At various points in his career, Joe Biden expressed hesitance about U.S. global assassination programs. In 1998, during a Senate debate about the possibility of greenlighting assassinations of terrorist leaders, Biden was reticent, telling FBI Director Louis Freeh that he “would very much like a legal memorandum from the FBI, stating whether or not the prohibition against assassination of heads of state applies to organized crime units, and/or terrorist units.”
During a 1998 TV appearance, he was asked why, instead of launching cruise missiles at Afghanistan, the U.S. did not conduct a surgical mission to kill Osama bin Laden. “It’s against American law to assassinate,” Biden shot back. Biden was not technically correct. While every president since Gerald Ford has maintained an executive order prohibiting assassination, Congress has intentionally never legislated such a ban.
While every president since Gerald Ford has maintained an executive order prohibiting assassination, Congress has intentionally never legislated such a ban.
Congress’s failure to take a stance has allowed several presidents to conduct assassinations while framing them as justifiable and lawful, most prominently President Barack Obama through his targeted killing drone strike campaigns.
In 2009, as Obama’s vice president, Biden reportedly authorized a short paper that promoted a “counterterrorism plus” strategy for fighting Al Qaeda militants in Afghanistan and Pakistan, supporting drones and special forces raids as a primary means of carrying out war in the region. Biden was a noted skeptic of proposals from U.S. generals to ramp up large-footprint deployments of U.S. troops in Afghanistan.
Biden opposed the 2011 raid authorized by Obama to kill Osama bin Laden in Pakistan, expressing reservations at the time about the odds of success. He later praised the raid, saying, “You can go back 500 years. You cannot find a more audacious plan.” He also opposed President Donald Trump’s assassination of Iranian Maj. Gen. Qassim Suleimani.
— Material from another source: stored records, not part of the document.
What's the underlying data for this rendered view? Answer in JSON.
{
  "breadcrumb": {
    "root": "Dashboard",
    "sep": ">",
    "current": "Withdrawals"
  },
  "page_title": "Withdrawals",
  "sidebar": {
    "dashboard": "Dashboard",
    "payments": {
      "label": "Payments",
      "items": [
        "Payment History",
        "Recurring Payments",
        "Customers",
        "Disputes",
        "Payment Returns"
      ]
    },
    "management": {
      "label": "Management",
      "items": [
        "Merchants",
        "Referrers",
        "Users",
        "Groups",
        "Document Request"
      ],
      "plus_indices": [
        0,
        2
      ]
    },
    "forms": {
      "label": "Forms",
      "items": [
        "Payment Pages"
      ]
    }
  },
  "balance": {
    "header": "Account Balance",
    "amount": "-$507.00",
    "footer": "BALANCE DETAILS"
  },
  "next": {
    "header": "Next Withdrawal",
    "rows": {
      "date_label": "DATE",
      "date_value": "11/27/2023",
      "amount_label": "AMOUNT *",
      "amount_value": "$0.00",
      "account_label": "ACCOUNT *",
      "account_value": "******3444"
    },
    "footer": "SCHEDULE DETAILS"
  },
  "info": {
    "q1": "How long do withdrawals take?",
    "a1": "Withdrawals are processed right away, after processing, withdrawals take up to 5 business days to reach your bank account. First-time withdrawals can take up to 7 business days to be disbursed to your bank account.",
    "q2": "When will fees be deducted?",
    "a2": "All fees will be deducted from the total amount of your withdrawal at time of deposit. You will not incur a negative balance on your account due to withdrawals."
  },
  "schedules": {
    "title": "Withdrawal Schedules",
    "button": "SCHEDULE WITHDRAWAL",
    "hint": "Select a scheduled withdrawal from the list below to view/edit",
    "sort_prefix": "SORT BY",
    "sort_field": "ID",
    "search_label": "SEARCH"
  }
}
Biden did not cite the illegality of the strike but rather labeled it a “self-defeating” action that he said would make the region more dangerous in the long term.